PROBLEM TO WORK ON:
Repeat, exactly and in full, the lines of the listing below, but without any pictures.

SOURCE DATA:

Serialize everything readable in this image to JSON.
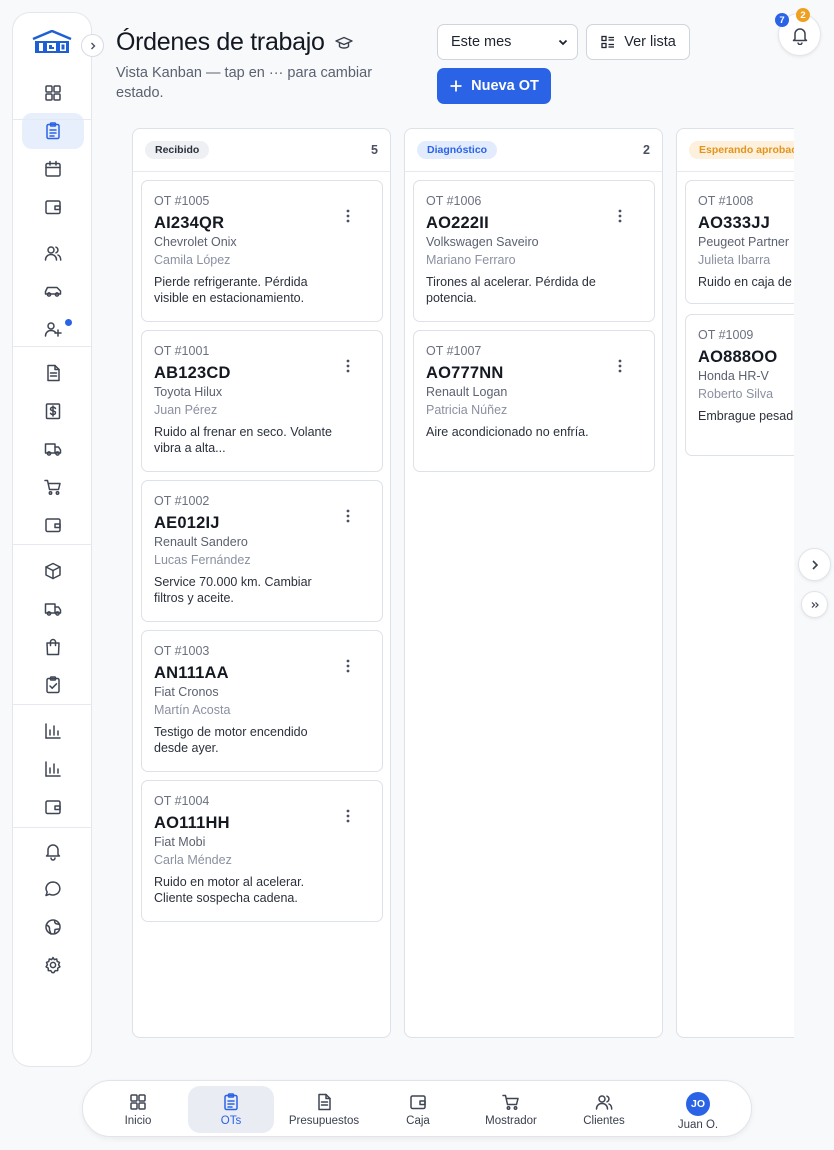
{
  "header": {
    "title": "Órdenes de trabajo",
    "subtitle": "Vista Kanban — tap en ··· para cambiar estado.",
    "period_value": "Este mes",
    "list_button": "Ver lista",
    "new_button": "Nueva OT",
    "notif_badge_blue": "7",
    "notif_badge_orange": "2"
  },
  "sidebar": {
    "items": [
      {
        "icon": "grid-icon"
      },
      {
        "icon": "clipboard-icon",
        "active": true
      },
      {
        "icon": "calendar-icon"
      },
      {
        "icon": "wallet-icon"
      },
      {
        "icon": "users-icon"
      },
      {
        "icon": "car-icon"
      },
      {
        "icon": "user-plus-icon",
        "dot": true
      },
      {
        "icon": "file-text-icon"
      },
      {
        "icon": "dollar-doc-icon"
      },
      {
        "icon": "truck-icon"
      },
      {
        "icon": "cart-icon"
      },
      {
        "icon": "wallet-icon"
      },
      {
        "icon": "box-icon"
      },
      {
        "icon": "truck-icon"
      },
      {
        "icon": "shopping-bag-icon"
      },
      {
        "icon": "clipboard-check-icon"
      },
      {
        "icon": "bar-chart-icon"
      },
      {
        "icon": "bar-chart-icon"
      },
      {
        "icon": "wallet-icon"
      },
      {
        "icon": "bell-icon"
      },
      {
        "icon": "chat-icon"
      },
      {
        "icon": "globe-icon"
      },
      {
        "icon": "settings-icon"
      }
    ]
  },
  "columns": [
    {
      "label": "Recibido",
      "count": "5",
      "chip_bg": "#eef0f4",
      "chip_color": "#2b303b",
      "cards": [
        {
          "id": "OT #1005",
          "plate": "AI234QR",
          "model": "Chevrolet Onix",
          "client": "Camila López",
          "desc": "Pierde refrigerante. Pérdida visible en estacionamiento."
        },
        {
          "id": "OT #1001",
          "plate": "AB123CD",
          "model": "Toyota Hilux",
          "client": "Juan Pérez",
          "desc": "Ruido al frenar en seco. Volante vibra a alta..."
        },
        {
          "id": "OT #1002",
          "plate": "AE012IJ",
          "model": "Renault Sandero",
          "client": "Lucas Fernández",
          "desc": "Service 70.000 km. Cambiar filtros y aceite."
        },
        {
          "id": "OT #1003",
          "plate": "AN111AA",
          "model": "Fiat Cronos",
          "client": "Martín Acosta",
          "desc": "Testigo de motor encendido desde ayer."
        },
        {
          "id": "OT #1004",
          "plate": "AO111HH",
          "model": "Fiat Mobi",
          "client": "Carla Méndez",
          "desc": "Ruido en motor al acelerar. Cliente sospecha cadena."
        }
      ]
    },
    {
      "label": "Diagnóstico",
      "count": "2",
      "chip_bg": "#e3ecfd",
      "chip_color": "#2b63e6",
      "cards": [
        {
          "id": "OT #1006",
          "plate": "AO222II",
          "model": "Volkswagen Saveiro",
          "client": "Mariano Ferraro",
          "desc": "Tirones al acelerar. Pérdida de potencia."
        },
        {
          "id": "OT #1007",
          "plate": "AO777NN",
          "model": "Renault Logan",
          "client": "Patricia Núñez",
          "desc": "Aire acondicionado no enfría."
        }
      ]
    },
    {
      "label": "Esperando aprobac",
      "count": "",
      "chip_bg": "#fdf0dc",
      "chip_color": "#e3941c",
      "cards": [
        {
          "id": "OT #1008",
          "plate": "AO333JJ",
          "model": "Peugeot Partner",
          "client": "Julieta Ibarra",
          "desc": "Ruido en caja de"
        },
        {
          "id": "OT #1009",
          "plate": "AO888OO",
          "model": "Honda HR-V",
          "client": "Roberto Silva",
          "desc": "Embrague pesad al acoplar."
        }
      ]
    }
  ],
  "bottom_nav": {
    "items": [
      {
        "label": "Inicio",
        "icon": "grid-icon"
      },
      {
        "label": "OTs",
        "icon": "clipboard-icon",
        "active": true
      },
      {
        "label": "Presupuestos",
        "icon": "file-text-icon"
      },
      {
        "label": "Caja",
        "icon": "wallet-icon"
      },
      {
        "label": "Mostrador",
        "icon": "cart-icon"
      },
      {
        "label": "Clientes",
        "icon": "users-icon"
      },
      {
        "label": "Juan O.",
        "icon": "avatar",
        "initials": "JO"
      }
    ]
  },
  "colors": {
    "accent": "#2b63e6",
    "warning": "#f0a020"
  }
}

ANSWER:
Serialize everything readable in this image to JSON.
{
  "header": {
    "title": "Órdenes de trabajo",
    "subtitle": "Vista Kanban — tap en ··· para cambiar estado.",
    "period_value": "Este mes",
    "list_button": "Ver lista",
    "new_button": "Nueva OT",
    "notif_badge_blue": "7",
    "notif_badge_orange": "2"
  },
  "sidebar": {
    "items": [
      {
        "icon": "grid-icon"
      },
      {
        "icon": "clipboard-icon",
        "active": true
      },
      {
        "icon": "calendar-icon"
      },
      {
        "icon": "wallet-icon"
      },
      {
        "icon": "users-icon"
      },
      {
        "icon": "car-icon"
      },
      {
        "icon": "user-plus-icon",
        "dot": true
      },
      {
        "icon": "file-text-icon"
      },
      {
        "icon": "dollar-doc-icon"
      },
      {
        "icon": "truck-icon"
      },
      {
        "icon": "cart-icon"
      },
      {
        "icon": "wallet-icon"
      },
      {
        "icon": "box-icon"
      },
      {
        "icon": "truck-icon"
      },
      {
        "icon": "shopping-bag-icon"
      },
      {
        "icon": "clipboard-check-icon"
      },
      {
        "icon": "bar-chart-icon"
      },
      {
        "icon": "bar-chart-icon"
      },
      {
        "icon": "wallet-icon"
      },
      {
        "icon": "bell-icon"
      },
      {
        "icon": "chat-icon"
      },
      {
        "icon": "globe-icon"
      },
      {
        "icon": "settings-icon"
      }
    ]
  },
  "columns": [
    {
      "label": "Recibido",
      "count": "5",
      "chip_bg": "#eef0f4",
      "chip_color": "#2b303b",
      "cards": [
        {
          "id": "OT #1005",
          "plate": "AI234QR",
          "model": "Chevrolet Onix",
          "client": "Camila López",
          "desc": "Pierde refrigerante. Pérdida visible en estacionamiento."
        },
        {
          "id": "OT #1001",
          "plate": "AB123CD",
          "model": "Toyota Hilux",
          "client": "Juan Pérez",
          "desc": "Ruido al frenar en seco. Volante vibra a alta..."
        },
        {
          "id": "OT #1002",
          "plate": "AE012IJ",
          "model": "Renault Sandero",
          "client": "Lucas Fernández",
          "desc": "Service 70.000 km. Cambiar filtros y aceite."
        },
        {
          "id": "OT #1003",
          "plate": "AN111AA",
          "model": "Fiat Cronos",
          "client": "Martín Acosta",
          "desc": "Testigo de motor encendido desde ayer."
        },
        {
          "id": "OT #1004",
          "plate": "AO111HH",
          "model": "Fiat Mobi",
          "client": "Carla Méndez",
          "desc": "Ruido en motor al acelerar. Cliente sospecha cadena."
        }
      ]
    },
    {
      "label": "Diagnóstico",
      "count": "2",
      "chip_bg": "#e3ecfd",
      "chip_color": "#2b63e6",
      "cards": [
        {
          "id": "OT #1006",
          "plate": "AO222II",
          "model": "Volkswagen Saveiro",
          "client": "Mariano Ferraro",
          "desc": "Tirones al acelerar. Pérdida de potencia."
        },
        {
          "id": "OT #1007",
          "plate": "AO777NN",
          "model": "Renault Logan",
          "client": "Patricia Núñez",
          "desc": "Aire acondicionado no enfría."
        }
      ]
    },
    {
      "label": "Esperando aprobac",
      "count": "",
      "chip_bg": "#fdf0dc",
      "chip_color": "#e3941c",
      "cards": [
        {
          "id": "OT #1008",
          "plate": "AO333JJ",
          "model": "Peugeot Partner",
          "client": "Julieta Ibarra",
          "desc": "Ruido en caja de"
        },
        {
          "id": "OT #1009",
          "plate": "AO888OO",
          "model": "Honda HR-V",
          "client": "Roberto Silva",
          "desc": "Embrague pesad al acoplar."
        }
      ]
    }
  ],
  "bottom_nav": {
    "items": [
      {
        "label": "Inicio",
        "icon": "grid-icon"
      },
      {
        "label": "OTs",
        "icon": "clipboard-icon",
        "active": true
      },
      {
        "label": "Presupuestos",
        "icon": "file-text-icon"
      },
      {
        "label": "Caja",
        "icon": "wallet-icon"
      },
      {
        "label": "Mostrador",
        "icon": "cart-icon"
      },
      {
        "label": "Clientes",
        "icon": "users-icon"
      },
      {
        "label": "Juan O.",
        "icon": "avatar",
        "initials": "JO"
      }
    ]
  },
  "colors": {
    "accent": "#2b63e6",
    "warning": "#f0a020"
  }
}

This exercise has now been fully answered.